Ollier-Malaterre, A., & Foucreault, A. (2015). Cross-National Work–Life Research. Oxford Handbooks Online. doi:10.1093/oxfordhb/9780199337538.013.18

This article offers a review of cultural and structural factors that influence work-life research in order to enhance research design for “more contextualized and enlightened work-life research.”

Solomon, C. R. (2011). “Sacrificing at the altar of tenure”: Assistant professors’ work/life management. The Social Science Journal, 48(2), 335-344. doi:10.1016/j.soscij.2010.11.006

This author explores the unique work-life needs of faculty in academia without children, by examining their needs side-by-side faculty with children. The research demonstrates that, while the career is generally equally as rigorous for those with and without children, faculty with children placed slightly less emphasis on their career identity and more on their family identity than those without children.

Wharton, A. S. (2014). 2014 PSA Presidential Address (Un)Changing Institutions: Work, Family, and Gender in the New Economy. Sociological Perspectives, 58(1), 7-19. doi:10.1177/0731121414564471

The article states, “The gendered culture of work and its ideal worker norms persist despite even well-intentioned efforts to make work accommodating to parents.” Change mechanisms in workplaces are complex and can result in unintended consequences.


"Creating Tomorrow’s Leaders: the Expanding Roles of Millennials in the Workplace"
Lauren Stiller Rikleen
Boston College Center for Work and Family

"The Best Practices provided (in this document) demonstrate an understanding of the Millennials and an investment in their future. These practices showcase a variety of ways to engage Millennials, for example: by using social networks to connect them both locally and globally; by providing opportunities for Millennials to meet and work with company leaders; and by helping Millennials develop and implement philanthropic and other projects that showcase their talents, engage their passion for meaningful work, and expand their networks."

"How Millennials Navigate Their Careers Young Adult Views on Work, Life and Success"
Brad Harrington, Fred Van Deusen, Jennifer Sabatini Fraone, Jeremiah Morelock
Boston College Center for Work and Family, 2016

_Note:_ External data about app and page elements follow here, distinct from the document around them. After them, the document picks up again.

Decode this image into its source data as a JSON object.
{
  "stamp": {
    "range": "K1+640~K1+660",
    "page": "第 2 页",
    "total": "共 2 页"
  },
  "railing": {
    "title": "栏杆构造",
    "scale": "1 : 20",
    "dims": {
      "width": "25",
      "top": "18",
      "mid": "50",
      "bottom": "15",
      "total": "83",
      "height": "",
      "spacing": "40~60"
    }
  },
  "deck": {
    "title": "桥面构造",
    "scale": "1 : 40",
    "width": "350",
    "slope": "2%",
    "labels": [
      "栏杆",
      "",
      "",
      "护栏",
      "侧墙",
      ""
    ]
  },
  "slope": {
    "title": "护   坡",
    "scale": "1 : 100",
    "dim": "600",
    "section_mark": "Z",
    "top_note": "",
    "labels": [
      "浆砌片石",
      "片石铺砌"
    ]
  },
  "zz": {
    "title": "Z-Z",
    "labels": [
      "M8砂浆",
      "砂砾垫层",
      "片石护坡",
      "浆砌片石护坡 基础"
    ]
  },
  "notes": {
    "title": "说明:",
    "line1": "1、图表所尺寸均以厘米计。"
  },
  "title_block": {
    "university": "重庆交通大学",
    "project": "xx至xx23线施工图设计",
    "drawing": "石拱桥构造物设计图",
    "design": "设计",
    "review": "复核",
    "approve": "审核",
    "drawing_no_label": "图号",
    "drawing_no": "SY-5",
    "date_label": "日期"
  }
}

The researchers "surveyed 1,100 Millennial-aged men and women to better understand the impact these generational changes are having on their careers. [They] wanted to answer a number of questions such as: How do young adults search for jobs? Is there a difference between how young women and young men perceive success? What are employers and HR departments doing that young people see as most helpful to their career success? What organizational characteristics are most likely to increase or decrease employee retention and engagement?"

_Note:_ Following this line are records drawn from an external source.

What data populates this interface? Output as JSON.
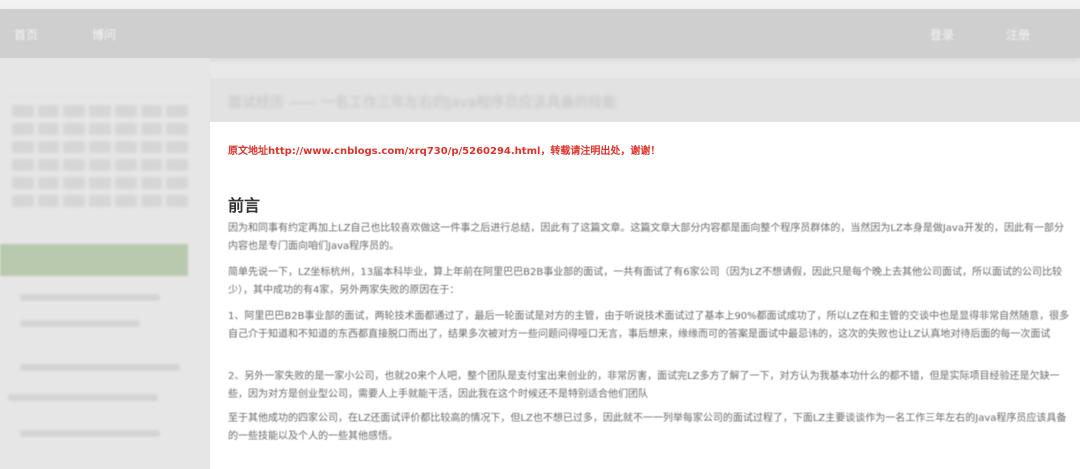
{
  "navbar": {
    "links": [
      "首页",
      "博问"
    ],
    "right_links": [
      "登录",
      "注册"
    ]
  },
  "article": {
    "title": "面试经历 —— 一名工作三年左右的Java程序员应该具备的技能",
    "source_label": "原文地址",
    "source_url": "http://www.cnblogs.com/xrq730/p/5260294.html",
    "source_note": "，转载请注明出处，谢谢！",
    "heading": "前言",
    "paragraphs": [
      "因为和同事有约定再加上LZ自己也比较喜欢做这一件事之后进行总结，因此有了这篇文章。这篇文章大部分内容都是面向整个程序员群体的，当然因为LZ本身是做Java开发的，因此有一部分内容也是专门面向咱们Java程序员的。",
      "简单先说一下，LZ坐标杭州，13届本科毕业，算上年前在阿里巴巴B2B事业部的面试，一共有面试了有6家公司（因为LZ不想请假，因此只是每个晚上去其他公司面试，所以面试的公司比较少），其中成功的有4家，另外两家失败的原因在于：",
      "1、阿里巴巴B2B事业部的面试，两轮技术面都通过了，最后一轮面试是对方的主管，由于听说技术面试过了基本上90%都面试成功了，所以LZ在和主管的交谈中也是显得非常自然随意，很多自己介于知道和不知道的东西都直接脱口而出了，结果多次被对方一些问题问得哑口无言，事后想来，缘缘而可的答案是面试中最忌讳的，这次的失败也让LZ认真地对待后面的每一次面试",
      "2、另外一家失败的是一家小公司，也就20来个人吧，整个团队是支付宝出来创业的，非常厉害，面试完LZ多方了解了一下，对方认为我基本功什么的都不错，但是实际项目经验还是欠缺一些，因为对方是创业型公司，需要人上手就能干活，因此我在这个时候还不是特别适合他们团队",
      "至于其他成功的四家公司，在LZ还面试评价都比较高的情况下，但LZ也不想已过多，因此就不一一列举每家公司的面试过程了，下面LZ主要谈谈作为一名工作三年左右的Java程序员应该具备的一些技能以及个人的一些其他感悟。"
    ]
  }
}
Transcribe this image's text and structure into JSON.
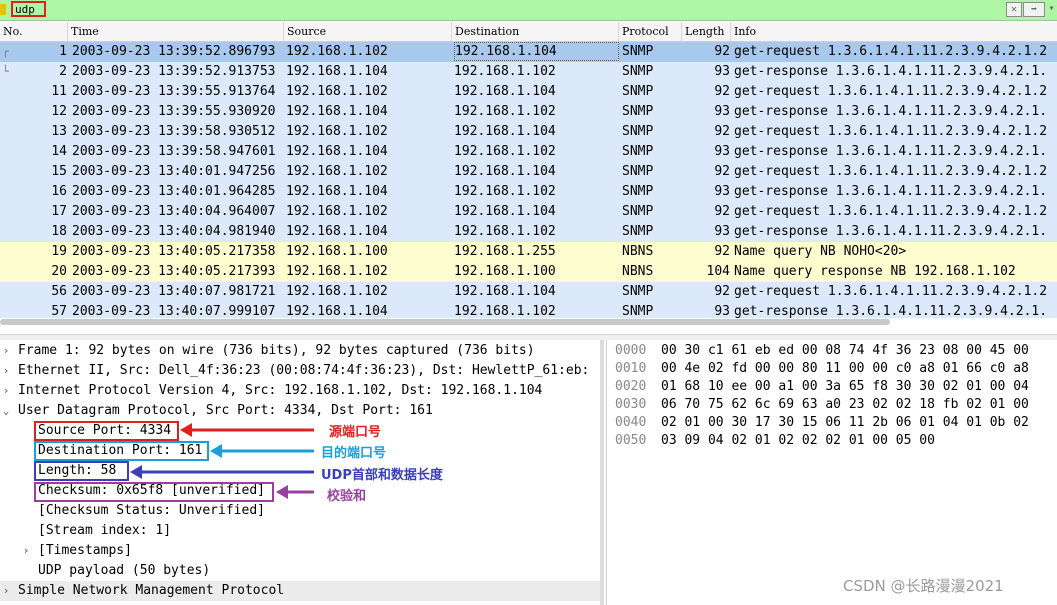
{
  "filter": {
    "value": "udp"
  },
  "packet_list": {
    "columns": [
      "No.",
      "Time",
      "Source",
      "Destination",
      "Protocol",
      "Length",
      "Info"
    ],
    "rows": [
      {
        "no": "1",
        "time": "2003-09-23 13:39:52.896793",
        "src": "192.168.1.102",
        "dst": "192.168.1.104",
        "proto": "SNMP",
        "len": "92",
        "info": "get-request 1.3.6.1.4.1.11.2.3.9.4.2.1.2"
      },
      {
        "no": "2",
        "time": "2003-09-23 13:39:52.913753",
        "src": "192.168.1.104",
        "dst": "192.168.1.102",
        "proto": "SNMP",
        "len": "93",
        "info": "get-response 1.3.6.1.4.1.11.2.3.9.4.2.1."
      },
      {
        "no": "11",
        "time": "2003-09-23 13:39:55.913764",
        "src": "192.168.1.102",
        "dst": "192.168.1.104",
        "proto": "SNMP",
        "len": "92",
        "info": "get-request 1.3.6.1.4.1.11.2.3.9.4.2.1.2"
      },
      {
        "no": "12",
        "time": "2003-09-23 13:39:55.930920",
        "src": "192.168.1.104",
        "dst": "192.168.1.102",
        "proto": "SNMP",
        "len": "93",
        "info": "get-response 1.3.6.1.4.1.11.2.3.9.4.2.1."
      },
      {
        "no": "13",
        "time": "2003-09-23 13:39:58.930512",
        "src": "192.168.1.102",
        "dst": "192.168.1.104",
        "proto": "SNMP",
        "len": "92",
        "info": "get-request 1.3.6.1.4.1.11.2.3.9.4.2.1.2"
      },
      {
        "no": "14",
        "time": "2003-09-23 13:39:58.947601",
        "src": "192.168.1.104",
        "dst": "192.168.1.102",
        "proto": "SNMP",
        "len": "93",
        "info": "get-response 1.3.6.1.4.1.11.2.3.9.4.2.1."
      },
      {
        "no": "15",
        "time": "2003-09-23 13:40:01.947256",
        "src": "192.168.1.102",
        "dst": "192.168.1.104",
        "proto": "SNMP",
        "len": "92",
        "info": "get-request 1.3.6.1.4.1.11.2.3.9.4.2.1.2"
      },
      {
        "no": "16",
        "time": "2003-09-23 13:40:01.964285",
        "src": "192.168.1.104",
        "dst": "192.168.1.102",
        "proto": "SNMP",
        "len": "93",
        "info": "get-response 1.3.6.1.4.1.11.2.3.9.4.2.1."
      },
      {
        "no": "17",
        "time": "2003-09-23 13:40:04.964007",
        "src": "192.168.1.102",
        "dst": "192.168.1.104",
        "proto": "SNMP",
        "len": "92",
        "info": "get-request 1.3.6.1.4.1.11.2.3.9.4.2.1.2"
      },
      {
        "no": "18",
        "time": "2003-09-23 13:40:04.981940",
        "src": "192.168.1.104",
        "dst": "192.168.1.102",
        "proto": "SNMP",
        "len": "93",
        "info": "get-response 1.3.6.1.4.1.11.2.3.9.4.2.1."
      },
      {
        "no": "19",
        "time": "2003-09-23 13:40:05.217358",
        "src": "192.168.1.100",
        "dst": "192.168.1.255",
        "proto": "NBNS",
        "len": "92",
        "info": "Name query NB NOHO<20>"
      },
      {
        "no": "20",
        "time": "2003-09-23 13:40:05.217393",
        "src": "192.168.1.102",
        "dst": "192.168.1.100",
        "proto": "NBNS",
        "len": "104",
        "info": "Name query response NB 192.168.1.102"
      },
      {
        "no": "56",
        "time": "2003-09-23 13:40:07.981721",
        "src": "192.168.1.102",
        "dst": "192.168.1.104",
        "proto": "SNMP",
        "len": "92",
        "info": "get-request 1.3.6.1.4.1.11.2.3.9.4.2.1.2"
      },
      {
        "no": "57",
        "time": "2003-09-23 13:40:07.999107",
        "src": "192.168.1.104",
        "dst": "192.168.1.102",
        "proto": "SNMP",
        "len": "93",
        "info": "get-response 1.3.6.1.4.1.11.2.3.9.4.2.1."
      }
    ]
  },
  "details": {
    "frame": "Frame 1: 92 bytes on wire (736 bits), 92 bytes captured (736 bits)",
    "ethernet": "Ethernet II, Src: Dell_4f:36:23 (00:08:74:4f:36:23), Dst: HewlettP_61:eb:",
    "ip": "Internet Protocol Version 4, Src: 192.168.1.102, Dst: 192.168.1.104",
    "udp": "User Datagram Protocol, Src Port: 4334, Dst Port: 161",
    "src_port": "Source Port: 4334",
    "dst_port": "Destination Port: 161",
    "length": "Length: 58",
    "checksum": "Checksum: 0x65f8 [unverified]",
    "checksum_status": "[Checksum Status: Unverified]",
    "stream_index": "[Stream index: 1]",
    "timestamps": "[Timestamps]",
    "payload": "UDP payload (50 bytes)",
    "snmp": "Simple Network Management Protocol"
  },
  "hex": [
    {
      "offset": "0000",
      "bytes": "00 30 c1 61 eb ed 00 08  74 4f 36 23 08 00 45 00"
    },
    {
      "offset": "0010",
      "bytes": "00 4e 02 fd 00 00 80 11  00 00 c0 a8 01 66 c0 a8"
    },
    {
      "offset": "0020",
      "bytes": "01 68 10 ee 00 a1 00 3a  65 f8 30 30 02 01 00 04"
    },
    {
      "offset": "0030",
      "bytes": "06 70 75 62 6c 69 63 a0  23 02 02 18 fb 02 01 00"
    },
    {
      "offset": "0040",
      "bytes": "02 01 00 30 17 30 15 06  11 2b 06 01 04 01 0b 02"
    },
    {
      "offset": "0050",
      "bytes": "03 09 04 02 01 02 02 02  01 00 05 00"
    }
  ],
  "annotations": {
    "src_port": "源端口号",
    "dst_port": "目的端口号",
    "length": "UDP首部和数据长度",
    "checksum": "校验和"
  },
  "watermark": "CSDN @长路漫漫2021",
  "colors": {
    "snmp_row": "#dbe9fa",
    "nbns_row": "#fdfdcf",
    "selected_row": "#a8c8ee",
    "filter_bar": "#aef5a6",
    "red": "#e02020",
    "cyan": "#1a9fd8",
    "blue": "#3b3fb8",
    "purple": "#9a3fa0"
  },
  "icons": [
    "clear-filter-icon",
    "apply-filter-icon",
    "expand-icon",
    "collapse-icon",
    "related-packet-icon"
  ]
}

"The New Dad: Caring, Committed and Conflicted"
Brad Harrington, Fred Van Deusen, Beth Humberd
Boston College Center for Work and Family, 2011

"This report illustrates the desire of today’s fathers to do meaningful work and live meaningful lives, to be effective as both workers and caregivers."


Bockes, R., Chism, J., Goodwin, M., Kemp, S., Marin, L., & Westlund, M. (2015Parental leave policy: quest for change in staff policy. Unpublished manuscript, Michigan State University, East Lansing, MI. (.docx)(.pdf)

"At a time when new parents should be celebrating, the current leave time accruals for staff tend to have the opposite effect. This report addresses some relatively low to budget neutral solutions for staff who request time off for the birth, adoption, or fostering of a child."